MATERIAL FOR THIS TASK

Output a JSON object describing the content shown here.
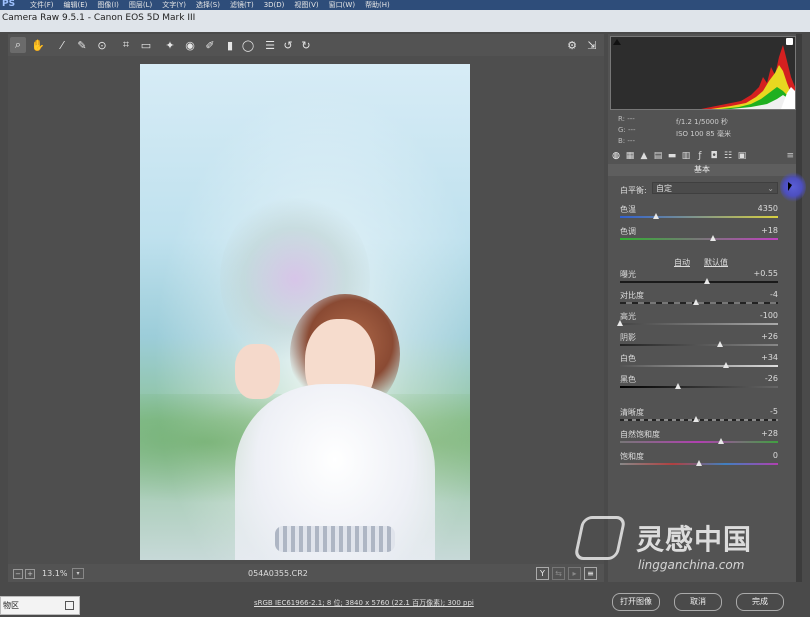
{
  "ps_logo": "PS",
  "ps_menu": [
    "文件(F)",
    "编辑(E)",
    "图像(I)",
    "图层(L)",
    "文字(Y)",
    "选择(S)",
    "滤镜(T)",
    "3D(D)",
    "视图(V)",
    "窗口(W)",
    "帮助(H)"
  ],
  "window_title": "Camera Raw 9.5.1 -  Canon EOS 5D Mark III",
  "tool_icons": [
    "zoom-icon",
    "hand-icon",
    "white-balance-icon",
    "color-sampler-icon",
    "target-adjust-icon",
    "crop-icon",
    "straighten-icon",
    "spot-removal-icon",
    "red-eye-icon",
    "adjustment-brush-icon",
    "graduated-filter-icon",
    "radial-filter-icon",
    "list-icon",
    "rotate-left-icon",
    "rotate-right-icon"
  ],
  "status": {
    "zoom": "13.1%",
    "filename": "054A0355.CR2"
  },
  "histogram": {
    "r": "R:  ---",
    "g": "G:  ---",
    "b": "B:  ---"
  },
  "camera_info": {
    "line1": "f/1.2   1/5000 秒",
    "line2": "ISO 100   85 毫米"
  },
  "panel": {
    "title": "基本",
    "wb_label": "白平衡:",
    "wb_value": "自定",
    "auto_label": "自动",
    "default_label": "默认值"
  },
  "sliders": {
    "temperature": {
      "label": "色温",
      "value": "4350",
      "position": 0.23
    },
    "tint": {
      "label": "色调",
      "value": "+18",
      "position": 0.59
    },
    "exposure": {
      "label": "曝光",
      "value": "+0.55",
      "position": 0.55
    },
    "contrast": {
      "label": "对比度",
      "value": "-4",
      "position": 0.48
    },
    "highlights": {
      "label": "高光",
      "value": "-100",
      "position": 0.0
    },
    "shadows": {
      "label": "阴影",
      "value": "+26",
      "position": 0.63
    },
    "whites": {
      "label": "白色",
      "value": "+34",
      "position": 0.67
    },
    "blacks": {
      "label": "黑色",
      "value": "-26",
      "position": 0.37
    },
    "clarity": {
      "label": "清晰度",
      "value": "-5",
      "position": 0.48
    },
    "vibrance": {
      "label": "自然饱和度",
      "value": "+28",
      "position": 0.64
    },
    "saturation": {
      "label": "饱和度",
      "value": "0",
      "position": 0.5
    }
  },
  "workflow_text": "sRGB IEC61966-2.1; 8 位; 3840 x 5760 (22.1 百万像素); 300 ppi",
  "buttons": {
    "open": "打开图像",
    "cancel": "取消",
    "done": "完成"
  },
  "taskbar_item": "物区",
  "watermark": {
    "title": "灵感中国",
    "url": "lingganchina.com"
  },
  "colors": {
    "menubar": "#2e4d7a",
    "panel_bg": "#535353",
    "preview_bg": "#4e4e4e"
  }
}
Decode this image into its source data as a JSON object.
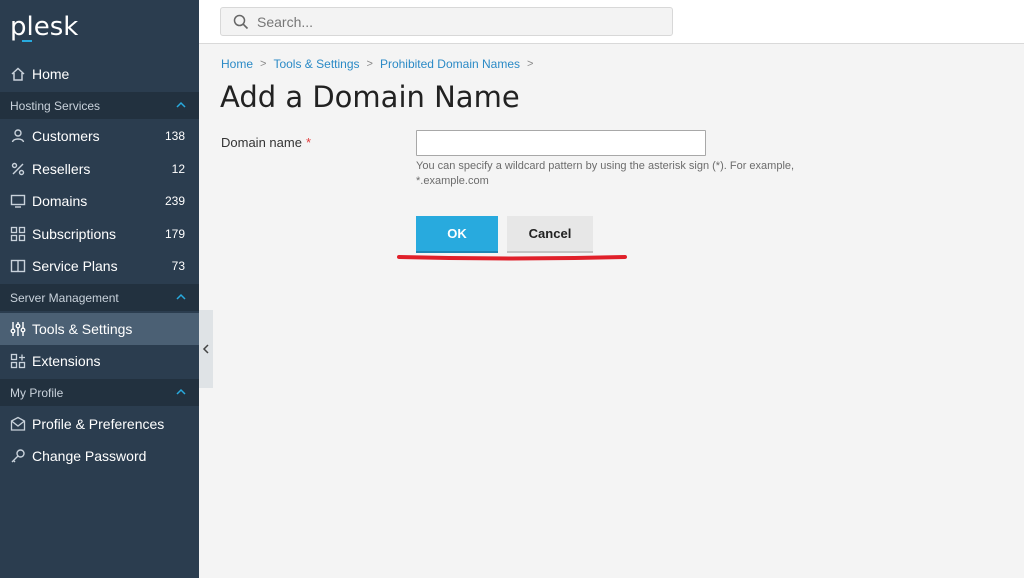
{
  "app": {
    "logo_text": "plesk",
    "accent": "#28aade",
    "sidebar_bg": "#2b3d4f"
  },
  "sidebar": {
    "home": {
      "label": "Home",
      "icon": "home-icon"
    },
    "sections": [
      {
        "label": "Hosting Services",
        "expanded": true
      },
      {
        "label": "Server Management",
        "expanded": true
      },
      {
        "label": "My Profile",
        "expanded": true
      }
    ],
    "hosting_items": [
      {
        "label": "Customers",
        "count": "138",
        "icon": "user-icon"
      },
      {
        "label": "Resellers",
        "count": "12",
        "icon": "percent-icon"
      },
      {
        "label": "Domains",
        "count": "239",
        "icon": "monitor-icon"
      },
      {
        "label": "Subscriptions",
        "count": "179",
        "icon": "grid-icon"
      },
      {
        "label": "Service Plans",
        "count": "73",
        "icon": "book-icon"
      }
    ],
    "server_items": [
      {
        "label": "Tools & Settings",
        "icon": "sliders-icon",
        "active": true
      },
      {
        "label": "Extensions",
        "icon": "extensions-icon"
      }
    ],
    "profile_items": [
      {
        "label": "Profile & Preferences",
        "icon": "profile-icon"
      },
      {
        "label": "Change Password",
        "icon": "key-icon"
      }
    ]
  },
  "search": {
    "placeholder": "Search..."
  },
  "breadcrumb": [
    "Home",
    "Tools & Settings",
    "Prohibited Domain Names"
  ],
  "page": {
    "title": "Add a Domain Name"
  },
  "form": {
    "domain_label": "Domain name",
    "required_mark": "*",
    "domain_value": "",
    "hint": "You can specify a wildcard pattern by using the asterisk sign (*). For example, *.example.com"
  },
  "buttons": {
    "ok": "OK",
    "cancel": "Cancel"
  },
  "annotation_color": "#e0202a"
}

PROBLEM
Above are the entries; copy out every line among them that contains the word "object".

ANSWER AREA
Output a JSON object describing the content shown here.
Decode this image into its source data as a JSON object.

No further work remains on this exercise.